Had it not been for the concerned human that found them, the baby squirrels would have at the very least lost their tails, and more likely than not, their lives, too.
When they were first taken, the bundle of creatures was a "frightened, distressed ball of squirrelly energy." So they anesthetized "all five of them at the same time."
Once that was done, the team realized that the squirrels might have tissue damage in their tails due to circulatory impairment. They worked fast to untangle the "Gordian Knot."
They took a pair of scissors to the knot and was able to free the squirrels after about 20 minutes. After that, the animals started waking from the anesthesia.
Just a day later, all five of them were "bright-eyed" and up and about.
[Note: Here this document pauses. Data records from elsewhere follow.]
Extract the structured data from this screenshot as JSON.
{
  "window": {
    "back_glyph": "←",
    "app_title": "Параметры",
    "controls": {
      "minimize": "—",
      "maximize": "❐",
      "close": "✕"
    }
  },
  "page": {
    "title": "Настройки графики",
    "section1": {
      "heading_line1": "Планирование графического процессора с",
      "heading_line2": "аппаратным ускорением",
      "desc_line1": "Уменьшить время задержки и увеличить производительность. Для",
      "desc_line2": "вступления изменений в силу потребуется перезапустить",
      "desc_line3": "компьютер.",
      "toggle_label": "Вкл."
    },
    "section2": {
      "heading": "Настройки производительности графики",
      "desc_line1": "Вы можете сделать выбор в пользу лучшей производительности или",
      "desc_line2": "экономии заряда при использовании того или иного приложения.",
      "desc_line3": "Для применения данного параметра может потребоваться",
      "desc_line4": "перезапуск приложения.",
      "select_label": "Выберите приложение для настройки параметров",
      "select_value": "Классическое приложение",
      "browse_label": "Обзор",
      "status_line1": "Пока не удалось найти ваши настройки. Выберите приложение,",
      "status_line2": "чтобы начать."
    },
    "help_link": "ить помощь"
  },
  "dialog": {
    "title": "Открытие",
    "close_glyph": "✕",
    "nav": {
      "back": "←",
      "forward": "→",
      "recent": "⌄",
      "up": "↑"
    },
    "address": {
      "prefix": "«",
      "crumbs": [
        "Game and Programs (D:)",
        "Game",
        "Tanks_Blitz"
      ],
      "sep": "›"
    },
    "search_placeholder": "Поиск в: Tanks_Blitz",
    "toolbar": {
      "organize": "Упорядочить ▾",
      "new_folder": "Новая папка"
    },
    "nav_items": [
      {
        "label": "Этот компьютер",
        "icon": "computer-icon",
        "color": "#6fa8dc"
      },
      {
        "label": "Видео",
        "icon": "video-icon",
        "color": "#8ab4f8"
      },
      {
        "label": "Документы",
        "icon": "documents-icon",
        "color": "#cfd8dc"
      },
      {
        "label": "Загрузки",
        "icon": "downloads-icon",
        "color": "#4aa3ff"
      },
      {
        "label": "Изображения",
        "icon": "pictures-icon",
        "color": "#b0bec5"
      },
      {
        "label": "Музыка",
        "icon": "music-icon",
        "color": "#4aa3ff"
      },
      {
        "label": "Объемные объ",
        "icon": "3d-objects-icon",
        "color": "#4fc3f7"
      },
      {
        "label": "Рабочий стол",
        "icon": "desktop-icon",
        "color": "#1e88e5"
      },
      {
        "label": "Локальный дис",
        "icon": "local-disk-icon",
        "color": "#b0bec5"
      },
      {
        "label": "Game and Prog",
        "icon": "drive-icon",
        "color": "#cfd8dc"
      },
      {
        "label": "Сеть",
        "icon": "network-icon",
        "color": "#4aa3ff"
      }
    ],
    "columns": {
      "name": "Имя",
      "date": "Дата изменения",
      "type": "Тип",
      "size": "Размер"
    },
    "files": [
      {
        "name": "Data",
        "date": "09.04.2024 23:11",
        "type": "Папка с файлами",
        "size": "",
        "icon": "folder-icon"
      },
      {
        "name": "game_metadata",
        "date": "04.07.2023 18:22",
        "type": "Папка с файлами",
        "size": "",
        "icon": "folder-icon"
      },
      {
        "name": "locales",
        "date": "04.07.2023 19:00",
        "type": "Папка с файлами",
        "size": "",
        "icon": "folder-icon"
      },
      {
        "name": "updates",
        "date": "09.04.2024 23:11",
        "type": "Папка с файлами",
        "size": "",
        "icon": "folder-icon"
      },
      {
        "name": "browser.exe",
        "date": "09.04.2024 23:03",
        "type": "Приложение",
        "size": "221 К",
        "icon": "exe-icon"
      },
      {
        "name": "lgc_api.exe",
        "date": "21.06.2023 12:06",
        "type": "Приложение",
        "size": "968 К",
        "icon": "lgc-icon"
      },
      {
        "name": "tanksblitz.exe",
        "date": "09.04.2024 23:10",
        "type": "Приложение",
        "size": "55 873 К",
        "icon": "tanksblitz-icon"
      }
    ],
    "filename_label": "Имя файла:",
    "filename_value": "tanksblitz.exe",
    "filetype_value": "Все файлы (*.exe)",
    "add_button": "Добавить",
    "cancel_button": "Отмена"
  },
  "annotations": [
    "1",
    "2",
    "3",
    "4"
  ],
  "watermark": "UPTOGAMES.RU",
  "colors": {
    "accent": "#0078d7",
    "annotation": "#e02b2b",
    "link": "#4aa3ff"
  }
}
Three of them were quite "bushy-tailed."
The team will watch over them a while longer in case tail necrosis occurs. It is insufficient blood flow in the tail and can lead to the death of tissues.
occurred in Elkhorn, Nebraska about four months ago. The Nebraska Human Society handled not five, but six tangled squirrels.
"It was like a tug of war, Craig Luttman told the Omaha World-Herald. He had discovered what was described as the "crazy phenomenon."
The squirrels were also anesthetized during the hour-long process.
Their knot resulted from sticky tree sap and unfortunately, some of the squirrels still required surgery due to damage during the entanglement.
Earlier this month, newborn squirrels were nursed back to health by Jennifer Burgin, a licensed wildlife rehabilitator.
A storm knocked over a group of baby squirrels' nest and the animals were immediately taken to Burgin.
Burgin has received quite a few of the adorable furry creatures that contribute so significantly to our eco-system as they help plant trees and extend forests.
February 28, 2019